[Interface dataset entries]
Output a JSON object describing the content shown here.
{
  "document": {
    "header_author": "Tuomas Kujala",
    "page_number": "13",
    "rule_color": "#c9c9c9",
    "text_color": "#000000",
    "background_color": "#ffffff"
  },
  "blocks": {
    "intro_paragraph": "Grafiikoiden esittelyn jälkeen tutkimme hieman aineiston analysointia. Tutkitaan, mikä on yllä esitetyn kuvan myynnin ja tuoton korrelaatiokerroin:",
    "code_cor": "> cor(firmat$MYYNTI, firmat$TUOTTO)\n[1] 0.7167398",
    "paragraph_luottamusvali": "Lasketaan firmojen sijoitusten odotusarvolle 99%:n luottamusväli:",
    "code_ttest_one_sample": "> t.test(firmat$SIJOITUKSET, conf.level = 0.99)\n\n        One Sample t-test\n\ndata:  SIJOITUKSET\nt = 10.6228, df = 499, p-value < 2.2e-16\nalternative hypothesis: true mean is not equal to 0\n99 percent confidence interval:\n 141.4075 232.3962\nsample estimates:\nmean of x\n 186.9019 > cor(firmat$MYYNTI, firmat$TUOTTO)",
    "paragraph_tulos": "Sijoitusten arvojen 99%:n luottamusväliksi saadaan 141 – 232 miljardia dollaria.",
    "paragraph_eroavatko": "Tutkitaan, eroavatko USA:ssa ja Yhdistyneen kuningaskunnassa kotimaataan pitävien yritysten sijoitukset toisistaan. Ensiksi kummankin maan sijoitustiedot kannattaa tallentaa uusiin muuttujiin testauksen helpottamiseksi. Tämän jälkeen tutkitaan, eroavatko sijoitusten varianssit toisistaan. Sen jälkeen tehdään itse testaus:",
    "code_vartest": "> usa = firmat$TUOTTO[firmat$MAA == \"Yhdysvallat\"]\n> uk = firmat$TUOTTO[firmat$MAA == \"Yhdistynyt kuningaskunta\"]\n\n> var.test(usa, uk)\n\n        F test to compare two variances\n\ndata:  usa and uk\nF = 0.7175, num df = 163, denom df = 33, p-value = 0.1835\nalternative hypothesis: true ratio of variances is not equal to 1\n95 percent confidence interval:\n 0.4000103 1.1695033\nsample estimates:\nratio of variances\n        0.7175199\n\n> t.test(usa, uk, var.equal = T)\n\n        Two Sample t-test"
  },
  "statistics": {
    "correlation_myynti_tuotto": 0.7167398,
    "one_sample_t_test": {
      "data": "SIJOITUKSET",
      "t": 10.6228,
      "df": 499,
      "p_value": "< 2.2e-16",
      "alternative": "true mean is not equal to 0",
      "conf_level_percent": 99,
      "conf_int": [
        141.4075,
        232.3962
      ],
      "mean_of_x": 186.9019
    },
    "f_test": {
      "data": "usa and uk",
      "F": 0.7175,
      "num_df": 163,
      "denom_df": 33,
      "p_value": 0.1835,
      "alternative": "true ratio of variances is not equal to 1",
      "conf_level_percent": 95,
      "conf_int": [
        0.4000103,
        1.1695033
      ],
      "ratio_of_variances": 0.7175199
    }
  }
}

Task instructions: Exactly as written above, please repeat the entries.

Problem solution:
Output a JSON object describing the content shown here.
{
  "document": {
    "header_author": "Tuomas Kujala",
    "page_number": "13",
    "rule_color": "#c9c9c9",
    "text_color": "#000000",
    "background_color": "#ffffff"
  },
  "blocks": {
    "intro_paragraph": "Grafiikoiden esittelyn jälkeen tutkimme hieman aineiston analysointia. Tutkitaan, mikä on yllä esitetyn kuvan myynnin ja tuoton korrelaatiokerroin:",
    "code_cor": "> cor(firmat$MYYNTI, firmat$TUOTTO)\n[1] 0.7167398",
    "paragraph_luottamusvali": "Lasketaan firmojen sijoitusten odotusarvolle 99%:n luottamusväli:",
    "code_ttest_one_sample": "> t.test(firmat$SIJOITUKSET, conf.level = 0.99)\n\n        One Sample t-test\n\ndata:  SIJOITUKSET\nt = 10.6228, df = 499, p-value < 2.2e-16\nalternative hypothesis: true mean is not equal to 0\n99 percent confidence interval:\n 141.4075 232.3962\nsample estimates:\nmean of x\n 186.9019 > cor(firmat$MYYNTI, firmat$TUOTTO)",
    "paragraph_tulos": "Sijoitusten arvojen 99%:n luottamusväliksi saadaan 141 – 232 miljardia dollaria.",
    "paragraph_eroavatko": "Tutkitaan, eroavatko USA:ssa ja Yhdistyneen kuningaskunnassa kotimaataan pitävien yritysten sijoitukset toisistaan. Ensiksi kummankin maan sijoitustiedot kannattaa tallentaa uusiin muuttujiin testauksen helpottamiseksi. Tämän jälkeen tutkitaan, eroavatko sijoitusten varianssit toisistaan. Sen jälkeen tehdään itse testaus:",
    "code_vartest": "> usa = firmat$TUOTTO[firmat$MAA == \"Yhdysvallat\"]\n> uk = firmat$TUOTTO[firmat$MAA == \"Yhdistynyt kuningaskunta\"]\n\n> var.test(usa, uk)\n\n        F test to compare two variances\n\ndata:  usa and uk\nF = 0.7175, num df = 163, denom df = 33, p-value = 0.1835\nalternative hypothesis: true ratio of variances is not equal to 1\n95 percent confidence interval:\n 0.4000103 1.1695033\nsample estimates:\nratio of variances\n        0.7175199\n\n> t.test(usa, uk, var.equal = T)\n\n        Two Sample t-test"
  },
  "statistics": {
    "correlation_myynti_tuotto": 0.7167398,
    "one_sample_t_test": {
      "data": "SIJOITUKSET",
      "t": 10.6228,
      "df": 499,
      "p_value": "< 2.2e-16",
      "alternative": "true mean is not equal to 0",
      "conf_level_percent": 99,
      "conf_int": [
        141.4075,
        232.3962
      ],
      "mean_of_x": 186.9019
    },
    "f_test": {
      "data": "usa and uk",
      "F": 0.7175,
      "num_df": 163,
      "denom_df": 33,
      "p_value": 0.1835,
      "alternative": "true ratio of variances is not equal to 1",
      "conf_level_percent": 95,
      "conf_int": [
        0.4000103,
        1.1695033
      ],
      "ratio_of_variances": 0.7175199
    }
  }
}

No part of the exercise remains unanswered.